"Amateur sports and special events are a real big part of this community," Geiger said. "We have a very good reputation and image in the amateur sports world, and we'll continue to go after events."
> CVB takes hit
Even without the decline in room nights, the bookings for events such as hockey, swimming and bowling tournaments are a tiny percentage of the 2 million room nights the region has. But Geiger attributed the drop solely to budget cuts in staff and marketing that resulted from the county's fiscal crisis, since those bookings required bureau staff to actively call on the groups.
He said the agency's staff has been cut by one-third, while its budget for advertising, attending trade shows and sales trips was slashed in half. Total full-time staff is down to 18 from 28, and the number of salespeople was cut from six to four.
The agency's total budget is $2 million, with two-thirds for programming and marketing.
"I can assure you that the phone doesn't ring a lot here," he said. "The continued loss of revenue to solicit groups is going to take its toll as we enter this year."
Geiger said the agency is talking with the county Administration and the Erie County Legislature about restoring some funding in 2007, and then dedicating the full hotel bed tax to the bureau in 2008 to cover its operations and the convention center's debt.
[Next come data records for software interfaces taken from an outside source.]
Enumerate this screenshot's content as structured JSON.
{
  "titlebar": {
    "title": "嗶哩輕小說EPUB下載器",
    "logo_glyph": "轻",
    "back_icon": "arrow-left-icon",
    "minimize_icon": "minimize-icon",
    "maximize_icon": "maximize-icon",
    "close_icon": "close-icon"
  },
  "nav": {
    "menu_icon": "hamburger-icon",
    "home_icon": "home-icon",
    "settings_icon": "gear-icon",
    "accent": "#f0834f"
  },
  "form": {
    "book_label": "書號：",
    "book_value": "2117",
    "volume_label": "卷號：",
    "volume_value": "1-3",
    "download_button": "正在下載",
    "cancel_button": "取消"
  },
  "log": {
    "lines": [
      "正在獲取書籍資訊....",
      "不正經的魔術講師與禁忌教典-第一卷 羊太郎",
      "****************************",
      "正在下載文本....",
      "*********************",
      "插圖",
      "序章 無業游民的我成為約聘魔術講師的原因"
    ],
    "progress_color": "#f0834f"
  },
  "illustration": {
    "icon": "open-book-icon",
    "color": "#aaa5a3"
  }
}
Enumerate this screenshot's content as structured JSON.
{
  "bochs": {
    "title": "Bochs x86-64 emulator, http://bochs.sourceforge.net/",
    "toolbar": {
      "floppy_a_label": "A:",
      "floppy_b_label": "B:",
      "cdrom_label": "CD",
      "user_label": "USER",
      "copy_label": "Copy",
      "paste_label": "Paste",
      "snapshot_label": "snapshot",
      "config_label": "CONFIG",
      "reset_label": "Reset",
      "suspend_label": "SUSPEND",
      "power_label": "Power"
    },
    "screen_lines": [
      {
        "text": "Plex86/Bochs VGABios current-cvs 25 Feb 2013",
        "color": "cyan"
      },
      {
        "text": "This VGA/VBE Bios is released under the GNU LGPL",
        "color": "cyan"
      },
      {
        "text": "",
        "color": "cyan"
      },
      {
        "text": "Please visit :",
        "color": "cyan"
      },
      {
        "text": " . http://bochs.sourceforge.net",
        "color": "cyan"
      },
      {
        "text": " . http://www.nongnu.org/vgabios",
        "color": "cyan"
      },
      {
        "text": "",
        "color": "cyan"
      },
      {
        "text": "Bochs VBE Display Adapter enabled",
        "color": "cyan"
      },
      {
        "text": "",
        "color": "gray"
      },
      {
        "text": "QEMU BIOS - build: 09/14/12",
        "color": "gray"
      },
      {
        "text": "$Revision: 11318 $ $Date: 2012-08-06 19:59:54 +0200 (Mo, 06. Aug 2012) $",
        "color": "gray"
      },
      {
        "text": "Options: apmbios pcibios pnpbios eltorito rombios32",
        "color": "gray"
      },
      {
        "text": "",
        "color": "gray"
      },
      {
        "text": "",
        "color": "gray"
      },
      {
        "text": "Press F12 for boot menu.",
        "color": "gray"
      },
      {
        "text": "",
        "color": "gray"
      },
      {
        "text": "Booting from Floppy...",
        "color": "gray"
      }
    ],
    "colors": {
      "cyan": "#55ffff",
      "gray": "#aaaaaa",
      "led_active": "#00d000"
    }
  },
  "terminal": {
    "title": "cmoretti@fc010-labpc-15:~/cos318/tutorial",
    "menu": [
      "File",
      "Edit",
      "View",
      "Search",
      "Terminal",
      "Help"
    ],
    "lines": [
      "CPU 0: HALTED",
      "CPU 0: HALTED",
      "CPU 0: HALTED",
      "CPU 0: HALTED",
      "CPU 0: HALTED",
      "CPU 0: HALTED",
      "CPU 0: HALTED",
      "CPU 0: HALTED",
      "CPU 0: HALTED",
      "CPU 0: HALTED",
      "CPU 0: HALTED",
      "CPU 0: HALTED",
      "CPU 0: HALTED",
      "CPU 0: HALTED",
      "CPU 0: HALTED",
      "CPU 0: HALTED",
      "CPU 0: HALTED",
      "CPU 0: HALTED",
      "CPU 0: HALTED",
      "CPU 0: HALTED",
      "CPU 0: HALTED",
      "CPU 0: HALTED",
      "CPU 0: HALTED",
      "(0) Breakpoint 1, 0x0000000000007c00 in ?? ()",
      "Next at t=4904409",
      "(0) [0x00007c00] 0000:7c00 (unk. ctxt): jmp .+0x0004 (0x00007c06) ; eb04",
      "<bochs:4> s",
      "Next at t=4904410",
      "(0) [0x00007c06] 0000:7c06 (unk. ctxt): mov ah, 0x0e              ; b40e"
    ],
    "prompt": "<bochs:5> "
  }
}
This year, the 5 percent bed tax is estimated to bring in $6.3 million.
Still, the bureau's budget would trail other regional cities. Pittsburgh and Baltimore each spend $9 million, Cleveland's budget is $7 million, and Columbus spends $6.5 million.
"We're being outspent," Geiger said. "The public makes decisions on where they want to go for a weekend getaway or vacation. They've got to see your advertising and read about you in order to make a decision to come to your marketplace."
Even with the cuts, Geiger said the bureau has "an aggressive outreach marketing campaign" and hired two public relations firms to get "good stories" told about what's happening in Buffalo, including the harbor development and the opening of the Naval Park in May. "That gives us a whole new story to tell," he said. "That can help us with our image in the marketplace."
Staff also are calling on AAA and Canadian Automobile Association offices in both countries to tell them of the amenities here and convince them of the value so they can discuss it with people who come into their offices. "We have some real direct and concentrated advertising going on in Ontario," Geiger said. "We think that's a real good feeder market for us."
> Enhanced Web sites
And they're counting on the Web to bring in traffic. Officials plan a "complete renovation" of the bureau's Web site this year to give it a new look and feel, and to focus on the community's legacy of art, history and architecture and its proximity to Niagara Falls.
The bureau is also spending money on Web advertising, including buying premium space on search engines so that certain keywords bring up Buffalo among the top three results. And it launched a second Web site focused on architecture, using video clips and podcasts, as well as e-postcards.
Last year, the bureau's primary Web site at www.visitbuffaloniagara. org received 20.7 million "hits," up 12 percent from 18.5 million in 2005. More importantly, the number of "unique visitors" - those who spend an average of two minutes at the site - rose 44 percent to 428,000.
"We believe the Web site is one of the most important marketing tools we have for the consumer and for the trade," Geiger said. "So we need to have the best possible site that we can to capture visitors and give them a compelling reason to come here."
Similarly, Empire State Development is redesigning the "I Love New York" campaign's Web site to offer better service, Walsh said.
"The Internet has transformed tourism," Walsh said. "Technology, especially the Internet, has made it possible for destinations that previously were not actively competing for tourists to market themselves worldwide with a relatively small investment."